## DATA EXTRACT:
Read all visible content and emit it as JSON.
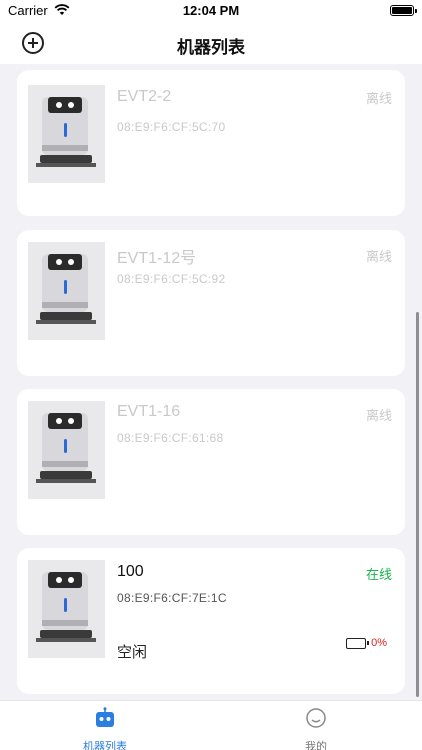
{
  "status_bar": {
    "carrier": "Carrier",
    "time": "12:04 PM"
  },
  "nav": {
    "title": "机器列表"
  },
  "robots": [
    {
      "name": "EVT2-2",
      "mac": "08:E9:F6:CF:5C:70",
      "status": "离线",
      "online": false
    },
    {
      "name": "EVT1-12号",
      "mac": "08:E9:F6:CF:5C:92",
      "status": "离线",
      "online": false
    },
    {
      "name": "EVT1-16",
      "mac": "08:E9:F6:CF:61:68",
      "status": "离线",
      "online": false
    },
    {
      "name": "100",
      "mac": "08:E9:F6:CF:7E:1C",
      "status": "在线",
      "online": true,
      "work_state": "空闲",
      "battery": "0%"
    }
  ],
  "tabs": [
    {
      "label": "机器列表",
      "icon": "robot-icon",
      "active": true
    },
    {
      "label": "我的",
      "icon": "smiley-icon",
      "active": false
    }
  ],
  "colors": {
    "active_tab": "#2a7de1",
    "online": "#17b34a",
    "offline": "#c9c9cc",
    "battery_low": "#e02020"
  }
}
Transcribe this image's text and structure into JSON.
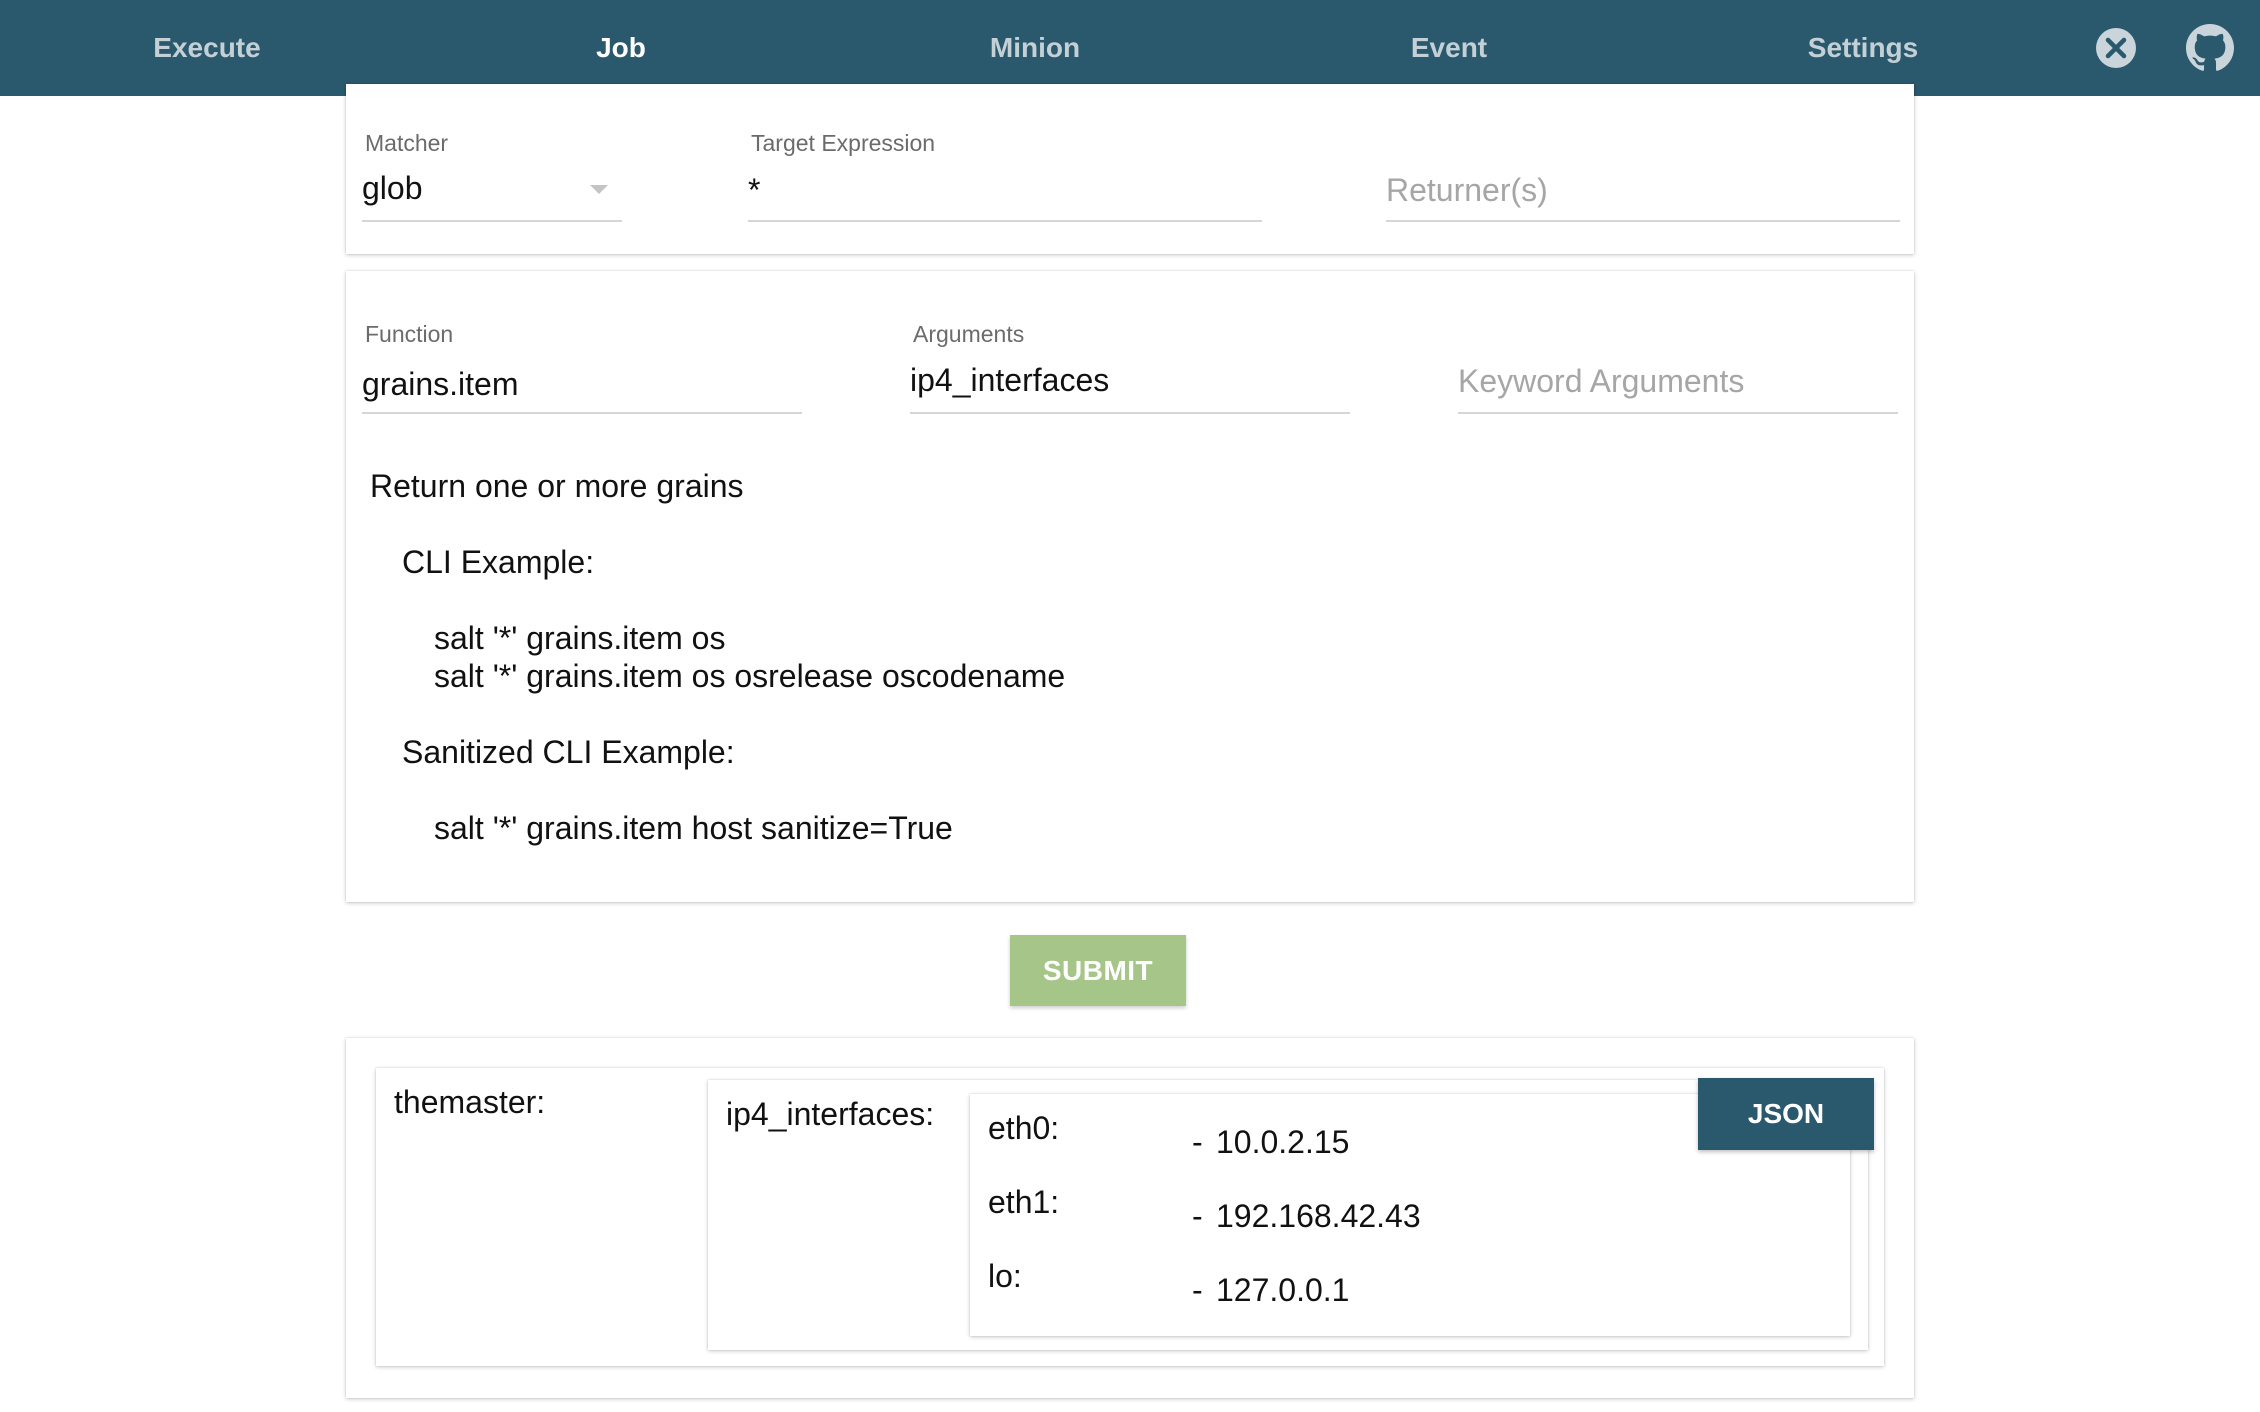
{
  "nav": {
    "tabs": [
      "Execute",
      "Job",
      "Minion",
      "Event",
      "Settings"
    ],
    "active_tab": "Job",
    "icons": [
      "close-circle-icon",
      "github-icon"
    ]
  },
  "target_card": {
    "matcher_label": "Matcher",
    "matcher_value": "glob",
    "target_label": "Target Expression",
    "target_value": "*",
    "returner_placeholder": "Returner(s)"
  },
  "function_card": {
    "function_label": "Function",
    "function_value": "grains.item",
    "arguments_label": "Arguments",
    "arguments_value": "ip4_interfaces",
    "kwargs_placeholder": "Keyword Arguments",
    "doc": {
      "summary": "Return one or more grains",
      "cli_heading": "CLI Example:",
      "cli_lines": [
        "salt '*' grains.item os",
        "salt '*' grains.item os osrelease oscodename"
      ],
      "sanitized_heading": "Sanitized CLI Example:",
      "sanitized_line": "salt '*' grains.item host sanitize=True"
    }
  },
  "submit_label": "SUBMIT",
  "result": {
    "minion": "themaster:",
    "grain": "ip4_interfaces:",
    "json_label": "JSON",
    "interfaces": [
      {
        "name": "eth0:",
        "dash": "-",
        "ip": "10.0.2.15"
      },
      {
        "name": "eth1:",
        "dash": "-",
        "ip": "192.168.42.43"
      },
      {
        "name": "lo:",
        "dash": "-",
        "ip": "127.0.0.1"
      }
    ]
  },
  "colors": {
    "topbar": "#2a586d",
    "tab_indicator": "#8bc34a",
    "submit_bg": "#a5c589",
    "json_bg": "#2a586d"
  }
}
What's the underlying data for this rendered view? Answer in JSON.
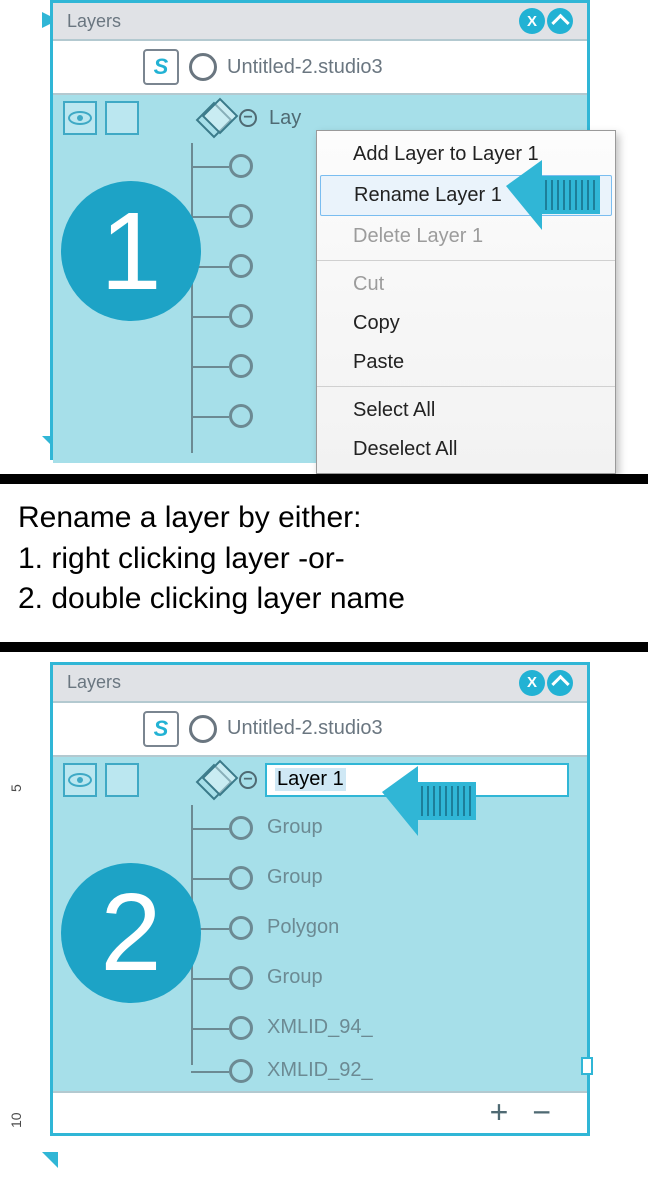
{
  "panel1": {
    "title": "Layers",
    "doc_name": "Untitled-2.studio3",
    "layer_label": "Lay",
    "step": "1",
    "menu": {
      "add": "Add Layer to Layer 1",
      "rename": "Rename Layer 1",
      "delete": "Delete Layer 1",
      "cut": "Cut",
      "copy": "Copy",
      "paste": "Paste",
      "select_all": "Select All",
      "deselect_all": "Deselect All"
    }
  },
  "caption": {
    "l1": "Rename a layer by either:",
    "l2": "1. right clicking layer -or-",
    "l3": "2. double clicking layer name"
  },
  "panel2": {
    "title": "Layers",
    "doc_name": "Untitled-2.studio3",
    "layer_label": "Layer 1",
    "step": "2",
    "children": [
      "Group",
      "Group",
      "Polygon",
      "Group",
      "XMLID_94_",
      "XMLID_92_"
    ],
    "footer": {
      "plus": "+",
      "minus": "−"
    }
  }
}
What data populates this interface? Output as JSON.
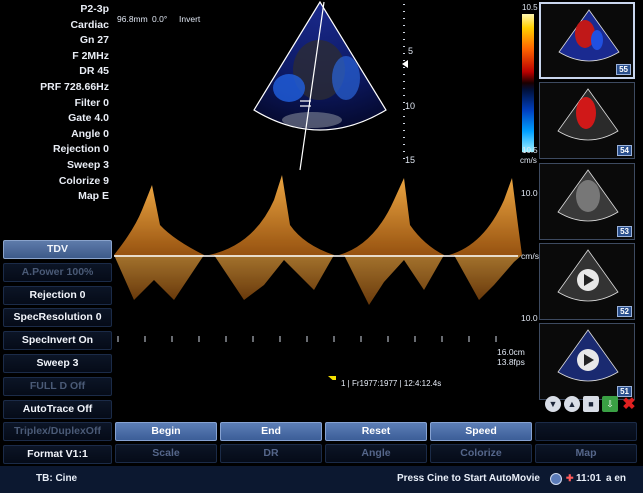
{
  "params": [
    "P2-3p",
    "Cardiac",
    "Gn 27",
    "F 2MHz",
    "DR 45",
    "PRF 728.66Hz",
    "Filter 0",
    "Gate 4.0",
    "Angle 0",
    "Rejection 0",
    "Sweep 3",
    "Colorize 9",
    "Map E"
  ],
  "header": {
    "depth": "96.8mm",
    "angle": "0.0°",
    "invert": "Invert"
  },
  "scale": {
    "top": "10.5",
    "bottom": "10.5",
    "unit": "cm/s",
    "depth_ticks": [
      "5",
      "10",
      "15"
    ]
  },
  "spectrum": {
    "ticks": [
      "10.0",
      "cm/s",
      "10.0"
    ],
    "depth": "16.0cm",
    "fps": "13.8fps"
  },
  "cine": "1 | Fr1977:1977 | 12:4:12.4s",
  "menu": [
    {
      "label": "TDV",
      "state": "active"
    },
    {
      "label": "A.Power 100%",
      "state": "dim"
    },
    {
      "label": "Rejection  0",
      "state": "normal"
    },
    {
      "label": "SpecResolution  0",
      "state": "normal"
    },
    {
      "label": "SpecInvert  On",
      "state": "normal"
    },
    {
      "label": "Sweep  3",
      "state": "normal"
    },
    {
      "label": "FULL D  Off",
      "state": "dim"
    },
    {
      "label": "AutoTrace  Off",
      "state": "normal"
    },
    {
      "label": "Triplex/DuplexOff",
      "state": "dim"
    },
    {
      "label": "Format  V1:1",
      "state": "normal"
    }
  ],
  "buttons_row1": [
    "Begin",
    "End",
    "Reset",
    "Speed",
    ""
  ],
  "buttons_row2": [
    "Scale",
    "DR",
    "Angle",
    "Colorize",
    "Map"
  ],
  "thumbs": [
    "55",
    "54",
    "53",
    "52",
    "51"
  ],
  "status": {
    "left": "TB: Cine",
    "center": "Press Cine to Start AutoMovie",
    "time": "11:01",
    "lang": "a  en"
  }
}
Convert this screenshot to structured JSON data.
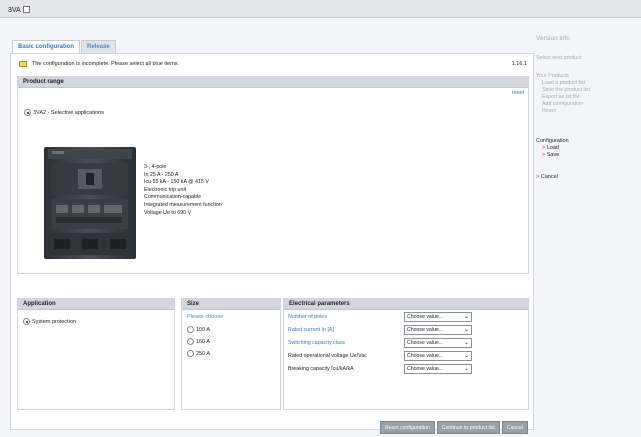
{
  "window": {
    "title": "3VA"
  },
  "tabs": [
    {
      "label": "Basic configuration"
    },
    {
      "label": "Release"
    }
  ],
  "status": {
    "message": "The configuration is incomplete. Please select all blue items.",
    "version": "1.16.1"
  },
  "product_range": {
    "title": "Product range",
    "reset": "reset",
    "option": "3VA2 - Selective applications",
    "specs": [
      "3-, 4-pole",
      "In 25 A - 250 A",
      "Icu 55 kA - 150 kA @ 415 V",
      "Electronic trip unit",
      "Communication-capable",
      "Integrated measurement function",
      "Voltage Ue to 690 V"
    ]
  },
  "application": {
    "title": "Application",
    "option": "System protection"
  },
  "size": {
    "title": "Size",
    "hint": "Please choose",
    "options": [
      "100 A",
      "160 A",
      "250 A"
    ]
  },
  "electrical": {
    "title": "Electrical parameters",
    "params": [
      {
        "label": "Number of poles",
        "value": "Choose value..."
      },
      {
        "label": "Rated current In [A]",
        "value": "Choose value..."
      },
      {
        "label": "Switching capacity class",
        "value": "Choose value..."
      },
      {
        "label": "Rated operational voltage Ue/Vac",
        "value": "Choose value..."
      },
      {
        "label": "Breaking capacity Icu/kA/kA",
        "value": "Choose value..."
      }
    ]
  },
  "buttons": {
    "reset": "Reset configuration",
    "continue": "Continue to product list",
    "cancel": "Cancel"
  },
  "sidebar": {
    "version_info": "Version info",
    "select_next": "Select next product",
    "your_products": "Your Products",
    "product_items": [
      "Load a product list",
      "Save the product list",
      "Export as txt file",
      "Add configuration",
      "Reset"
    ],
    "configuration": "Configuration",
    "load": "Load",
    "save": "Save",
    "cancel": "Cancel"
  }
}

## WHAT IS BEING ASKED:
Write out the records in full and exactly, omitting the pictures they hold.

## TASK RESPONSE:
Read all visible content and emit it as JSON.
{
  "status_bar": {
    "carrier": "Carrier",
    "time": "12:04 PM"
  },
  "nav": {
    "title": "机器列表"
  },
  "robots": [
    {
      "name": "EVT2-2",
      "mac": "08:E9:F6:CF:5C:70",
      "status": "离线",
      "online": false
    },
    {
      "name": "EVT1-12号",
      "mac": "08:E9:F6:CF:5C:92",
      "status": "离线",
      "online": false
    },
    {
      "name": "EVT1-16",
      "mac": "08:E9:F6:CF:61:68",
      "status": "离线",
      "online": false
    },
    {
      "name": "100",
      "mac": "08:E9:F6:CF:7E:1C",
      "status": "在线",
      "online": true,
      "work_state": "空闲",
      "battery": "0%"
    }
  ],
  "tabs": [
    {
      "label": "机器列表",
      "icon": "robot-icon",
      "active": true
    },
    {
      "label": "我的",
      "icon": "smiley-icon",
      "active": false
    }
  ],
  "colors": {
    "active_tab": "#2a7de1",
    "online": "#17b34a",
    "offline": "#c9c9cc",
    "battery_low": "#e02020"
  }
}
Transcribe this image's text and structure into JSON.
{
  "nav": {
    "tabs": [
      "Execute",
      "Job",
      "Minion",
      "Event",
      "Settings"
    ],
    "active_tab": "Job",
    "icons": [
      "close-circle-icon",
      "github-icon"
    ]
  },
  "target_card": {
    "matcher_label": "Matcher",
    "matcher_value": "glob",
    "target_label": "Target Expression",
    "target_value": "*",
    "returner_placeholder": "Returner(s)"
  },
  "function_card": {
    "function_label": "Function",
    "function_value": "grains.item",
    "arguments_label": "Arguments",
    "arguments_value": "ip4_interfaces",
    "kwargs_placeholder": "Keyword Arguments",
    "doc": {
      "summary": "Return one or more grains",
      "cli_heading": "CLI Example:",
      "cli_lines": [
        "salt '*' grains.item os",
        "salt '*' grains.item os osrelease oscodename"
      ],
      "sanitized_heading": "Sanitized CLI Example:",
      "sanitized_line": "salt '*' grains.item host sanitize=True"
    }
  },
  "submit_label": "SUBMIT",
  "result": {
    "minion": "themaster:",
    "grain": "ip4_interfaces:",
    "json_label": "JSON",
    "interfaces": [
      {
        "name": "eth0:",
        "dash": "-",
        "ip": "10.0.2.15"
      },
      {
        "name": "eth1:",
        "dash": "-",
        "ip": "192.168.42.43"
      },
      {
        "name": "lo:",
        "dash": "-",
        "ip": "127.0.0.1"
      }
    ]
  },
  "colors": {
    "topbar": "#2a586d",
    "tab_indicator": "#8bc34a",
    "submit_bg": "#a5c589",
    "json_bg": "#2a586d"
  }
}
What's the underlying data for this rendered view? Answer in JSON.
{
  "panel1": {
    "title": "Layers",
    "doc_name": "Untitled-2.studio3",
    "layer_label": "Lay",
    "step": "1",
    "menu": {
      "add": "Add Layer to Layer 1",
      "rename": "Rename Layer 1",
      "delete": "Delete Layer 1",
      "cut": "Cut",
      "copy": "Copy",
      "paste": "Paste",
      "select_all": "Select All",
      "deselect_all": "Deselect All"
    }
  },
  "caption": {
    "l1": "Rename a layer by either:",
    "l2": "1. right clicking layer -or-",
    "l3": "2. double clicking layer name"
  },
  "panel2": {
    "title": "Layers",
    "doc_name": "Untitled-2.studio3",
    "layer_label": "Layer 1",
    "step": "2",
    "children": [
      "Group",
      "Group",
      "Polygon",
      "Group",
      "XMLID_94_",
      "XMLID_92_"
    ],
    "footer": {
      "plus": "+",
      "minus": "−"
    }
  }
}
What data populates this interface? Output as JSON.
{
  "params": [
    "P2-3p",
    "Cardiac",
    "Gn 27",
    "F 2MHz",
    "DR 45",
    "PRF 728.66Hz",
    "Filter 0",
    "Gate 4.0",
    "Angle 0",
    "Rejection 0",
    "Sweep 3",
    "Colorize 9",
    "Map E"
  ],
  "header": {
    "depth": "96.8mm",
    "angle": "0.0°",
    "invert": "Invert"
  },
  "scale": {
    "top": "10.5",
    "bottom": "10.5",
    "unit": "cm/s",
    "depth_ticks": [
      "5",
      "10",
      "15"
    ]
  },
  "spectrum": {
    "ticks": [
      "10.0",
      "cm/s",
      "10.0"
    ],
    "depth": "16.0cm",
    "fps": "13.8fps"
  },
  "cine": "1 | Fr1977:1977 | 12:4:12.4s",
  "menu": [
    {
      "label": "TDV",
      "state": "active"
    },
    {
      "label": "A.Power 100%",
      "state": "dim"
    },
    {
      "label": "Rejection  0",
      "state": "normal"
    },
    {
      "label": "SpecResolution  0",
      "state": "normal"
    },
    {
      "label": "SpecInvert  On",
      "state": "normal"
    },
    {
      "label": "Sweep  3",
      "state": "normal"
    },
    {
      "label": "FULL D  Off",
      "state": "dim"
    },
    {
      "label": "AutoTrace  Off",
      "state": "normal"
    },
    {
      "label": "Triplex/DuplexOff",
      "state": "dim"
    },
    {
      "label": "Format  V1:1",
      "state": "normal"
    }
  ],
  "buttons_row1": [
    "Begin",
    "End",
    "Reset",
    "Speed",
    ""
  ],
  "buttons_row2": [
    "Scale",
    "DR",
    "Angle",
    "Colorize",
    "Map"
  ],
  "thumbs": [
    "55",
    "54",
    "53",
    "52",
    "51"
  ],
  "status": {
    "left": "TB: Cine",
    "center": "Press Cine to Start AutoMovie",
    "time": "11:01",
    "lang": "a  en"
  }
}
Convert this screenshot to structured JSON data.
{
  "window": {
    "title": "3VA"
  },
  "tabs": [
    {
      "label": "Basic configuration"
    },
    {
      "label": "Release"
    }
  ],
  "status": {
    "message": "The configuration is incomplete. Please select all blue items.",
    "version": "1.16.1"
  },
  "product_range": {
    "title": "Product range",
    "reset": "reset",
    "option": "3VA2 - Selective applications",
    "specs": [
      "3-, 4-pole",
      "In 25 A - 250 A",
      "Icu 55 kA - 150 kA @ 415 V",
      "Electronic trip unit",
      "Communication-capable",
      "Integrated measurement function",
      "Voltage Ue to 690 V"
    ]
  },
  "application": {
    "title": "Application",
    "option": "System protection"
  },
  "size": {
    "title": "Size",
    "hint": "Please choose",
    "options": [
      "100 A",
      "160 A",
      "250 A"
    ]
  },
  "electrical": {
    "title": "Electrical parameters",
    "params": [
      {
        "label": "Number of poles",
        "value": "Choose value..."
      },
      {
        "label": "Rated current In [A]",
        "value": "Choose value..."
      },
      {
        "label": "Switching capacity class",
        "value": "Choose value..."
      },
      {
        "label": "Rated operational voltage Ue/Vac",
        "value": "Choose value..."
      },
      {
        "label": "Breaking capacity Icu/kA/kA",
        "value": "Choose value..."
      }
    ]
  },
  "buttons": {
    "reset": "Reset configuration",
    "continue": "Continue to product list",
    "cancel": "Cancel"
  },
  "sidebar": {
    "version_info": "Version info",
    "select_next": "Select next product",
    "your_products": "Your Products",
    "product_items": [
      "Load a product list",
      "Save the product list",
      "Export as txt file",
      "Add configuration",
      "Reset"
    ],
    "configuration": "Configuration",
    "load": "Load",
    "save": "Save",
    "cancel": "Cancel"
  }
}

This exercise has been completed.